Beware of Depression
Feeling sad or shocked is an understandable reaction to bad health news, but if it lasts longer than a couple of weeks, you might consider whether you’re at risk for depression. Not in just the bad mood kind of way. Clinical depression is a serious medical illness with compound negative effects, starting with behavioral tendencies that might be at odds with your health needs. It may inhibit you from taking medications, seeing your doctor as needed or maintaining healthy eating habits. The constant flood of stress hormones can cause systemic inflammation or metabolic changes. Physical symptoms include fatigue, trouble concentrating, disrupted sleep, body aches and digestive problems.
What’s even more alarming is this: People with chronic illness are more susceptible to depression. And . . . people with depression are more susceptible to chronic illness. Those with both tend to have worse symptoms of both. They also tend to have higher medical costs. It can become a vicious cycle in which one problem feeds the other. However, depression is treatable even when other illness is present.

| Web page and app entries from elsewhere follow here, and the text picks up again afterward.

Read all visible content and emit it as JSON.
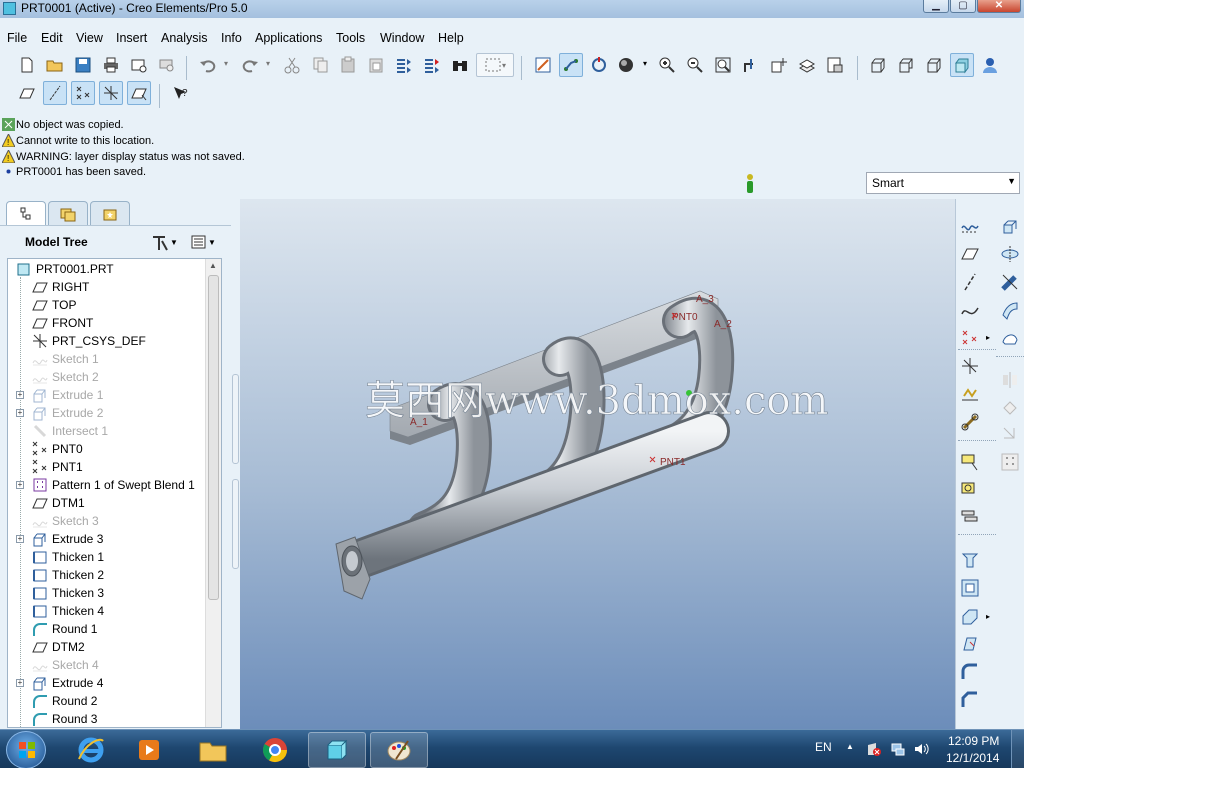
{
  "window": {
    "title": "PRT0001 (Active) - Creo Elements/Pro 5.0"
  },
  "menu": [
    "File",
    "Edit",
    "View",
    "Insert",
    "Analysis",
    "Info",
    "Applications",
    "Tools",
    "Window",
    "Help"
  ],
  "messages": [
    {
      "icon": "info-icon",
      "text": "No object was copied."
    },
    {
      "icon": "warning-icon",
      "text": "Cannot write to this location."
    },
    {
      "icon": "warning-icon",
      "text": "WARNING: layer display status was not saved."
    },
    {
      "icon": "bullet-icon",
      "text": "PRT0001 has been saved."
    }
  ],
  "filter": {
    "value": "Smart"
  },
  "model_tree": {
    "title": "Model Tree",
    "items": [
      {
        "label": "PRT0001.PRT",
        "icon": "part-icon",
        "dim": false,
        "expand": false
      },
      {
        "label": "RIGHT",
        "icon": "datum-plane-icon",
        "dim": false,
        "expand": false
      },
      {
        "label": "TOP",
        "icon": "datum-plane-icon",
        "dim": false,
        "expand": false
      },
      {
        "label": "FRONT",
        "icon": "datum-plane-icon",
        "dim": false,
        "expand": false
      },
      {
        "label": "PRT_CSYS_DEF",
        "icon": "csys-icon",
        "dim": false,
        "expand": false
      },
      {
        "label": "Sketch 1",
        "icon": "sketch-icon",
        "dim": true,
        "expand": false
      },
      {
        "label": "Sketch 2",
        "icon": "sketch-icon",
        "dim": true,
        "expand": false
      },
      {
        "label": "Extrude 1",
        "icon": "extrude-icon",
        "dim": true,
        "expand": true
      },
      {
        "label": "Extrude 2",
        "icon": "extrude-icon",
        "dim": true,
        "expand": true
      },
      {
        "label": "Intersect 1",
        "icon": "intersect-icon",
        "dim": true,
        "expand": false
      },
      {
        "label": "PNT0",
        "icon": "datum-point-icon",
        "dim": false,
        "expand": false
      },
      {
        "label": "PNT1",
        "icon": "datum-point-icon",
        "dim": false,
        "expand": false
      },
      {
        "label": "Pattern 1 of Swept Blend 1",
        "icon": "pattern-icon",
        "dim": false,
        "expand": true
      },
      {
        "label": "DTM1",
        "icon": "datum-plane-icon",
        "dim": false,
        "expand": false
      },
      {
        "label": "Sketch 3",
        "icon": "sketch-icon",
        "dim": true,
        "expand": false
      },
      {
        "label": "Extrude 3",
        "icon": "extrude-icon",
        "dim": false,
        "expand": true
      },
      {
        "label": "Thicken 1",
        "icon": "thicken-icon",
        "dim": false,
        "expand": false
      },
      {
        "label": "Thicken 2",
        "icon": "thicken-icon",
        "dim": false,
        "expand": false
      },
      {
        "label": "Thicken 3",
        "icon": "thicken-icon",
        "dim": false,
        "expand": false
      },
      {
        "label": "Thicken 4",
        "icon": "thicken-icon",
        "dim": false,
        "expand": false
      },
      {
        "label": "Round 1",
        "icon": "round-icon",
        "dim": false,
        "expand": false
      },
      {
        "label": "DTM2",
        "icon": "datum-plane-icon",
        "dim": false,
        "expand": false
      },
      {
        "label": "Sketch 4",
        "icon": "sketch-icon",
        "dim": true,
        "expand": false
      },
      {
        "label": "Extrude 4",
        "icon": "extrude-icon",
        "dim": false,
        "expand": true
      },
      {
        "label": "Round 2",
        "icon": "round-icon",
        "dim": false,
        "expand": false
      },
      {
        "label": "Round 3",
        "icon": "round-icon",
        "dim": false,
        "expand": false
      }
    ]
  },
  "viewport": {
    "labels": [
      "A_3",
      "PNT0",
      "A_2",
      "A_1",
      "PNT1"
    ],
    "watermark": "莫西网www.3dmox.com"
  },
  "taskbar": {
    "language": "EN",
    "time": "12:09 PM",
    "date": "12/1/2014"
  }
}
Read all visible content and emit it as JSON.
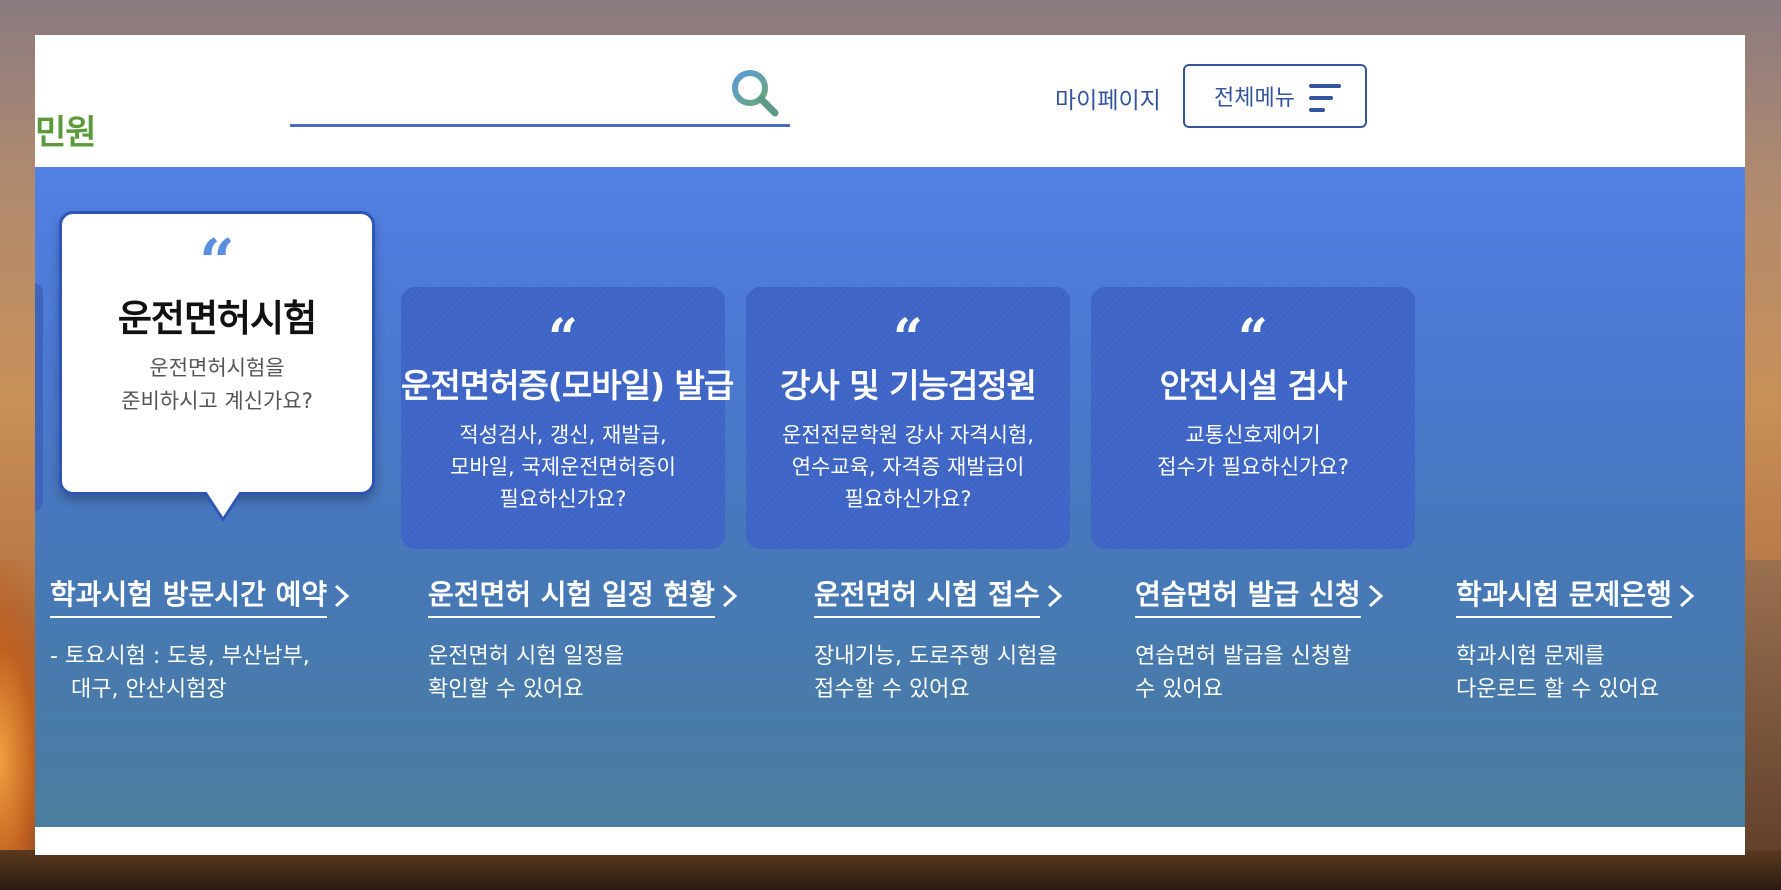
{
  "header": {
    "logo_fragment": "민원",
    "search": {
      "value": "",
      "placeholder": ""
    },
    "mypage_label": "마이페이지",
    "menu_label": "전체메뉴"
  },
  "colors": {
    "accent": "#3355a0",
    "panel_blue": "#5280e4",
    "card_blue": "#3f66c6",
    "logo_green": "#5a9a3a",
    "quote_blue": "#5a8fe0"
  },
  "icons": {
    "search": "search-icon",
    "menu": "hamburger-menu-icon",
    "quote": "quote-icon",
    "chevron": "chevron-right-icon"
  },
  "cards": [
    {
      "quote": "“",
      "title": "운전면허시험",
      "desc": [
        "운전면허시험을",
        "준비하시고 계신가요?"
      ]
    },
    {
      "quote": "“",
      "title": "운전면허증(모바일) 발급",
      "desc": [
        "적성검사, 갱신, 재발급,",
        "모바일, 국제운전면허증이",
        "필요하신가요?"
      ]
    },
    {
      "quote": "“",
      "title": "강사 및 기능검정원",
      "desc": [
        "운전전문학원 강사 자격시험,",
        "연수교육, 자격증 재발급이",
        "필요하신가요?"
      ]
    },
    {
      "quote": "“",
      "title": "안전시설 검사",
      "desc": [
        "교통신호제어기",
        "접수가 필요하신가요?"
      ]
    }
  ],
  "links": [
    {
      "title": "학과시험 방문시간 예약",
      "desc": [
        "- 토요시험 : 도봉, 부산남부,",
        "   대구, 안산시험장"
      ]
    },
    {
      "title": "운전면허 시험 일정 현황",
      "desc": [
        "운전면허 시험 일정을",
        "확인할 수 있어요"
      ]
    },
    {
      "title": "운전면허 시험 접수",
      "desc": [
        "장내기능, 도로주행 시험을",
        "접수할 수 있어요"
      ]
    },
    {
      "title": "연습면허 발급 신청",
      "desc": [
        "연습면허 발급을 신청할",
        "수 있어요"
      ]
    },
    {
      "title": "학과시험 문제은행",
      "desc": [
        "학과시험 문제를",
        "다운로드 할 수 있어요"
      ]
    }
  ]
}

“We have to be holistic in our approach and address all layers,” says Giroux. “And sometimes it’s impossible to determine which came first. To break that cycle, we have to have a multimodal approach.”
Common treatments for depression include cognitive behavioral therapy and antidepressant medications. Brain stimulation approaches, including transcranial magnetic stimulation (TMS), can also help some.
Adjusting to the New Normal
Everyone is different, but accepting one’s condition and finding pathways to gratitude and personal growth are perhaps the best ways to mentally deal with chronic illness.
Christine says humor and “looking at the bright side” have been her coping mechanisms. “I’ve been thinking of seeing a therapist to address underlying anxiety, but for the most part I push it down and go about my day-to-day life. I always think it could be worse. I joke, ‘At least I still have my colon.’”
Suzie says, “The smartest thing I’ve done is to accept that I’m never going to be normal. I haven’t given up feeling better, but I had to give up on being cured. I know this sounds hackneyed, but I am grateful every day for the good things I experience. After your own survival is handled, you have to figure out ways to grow and help other people. I like to be involved in helping my friends because, even though they aren’t sick, they have real problems, too.”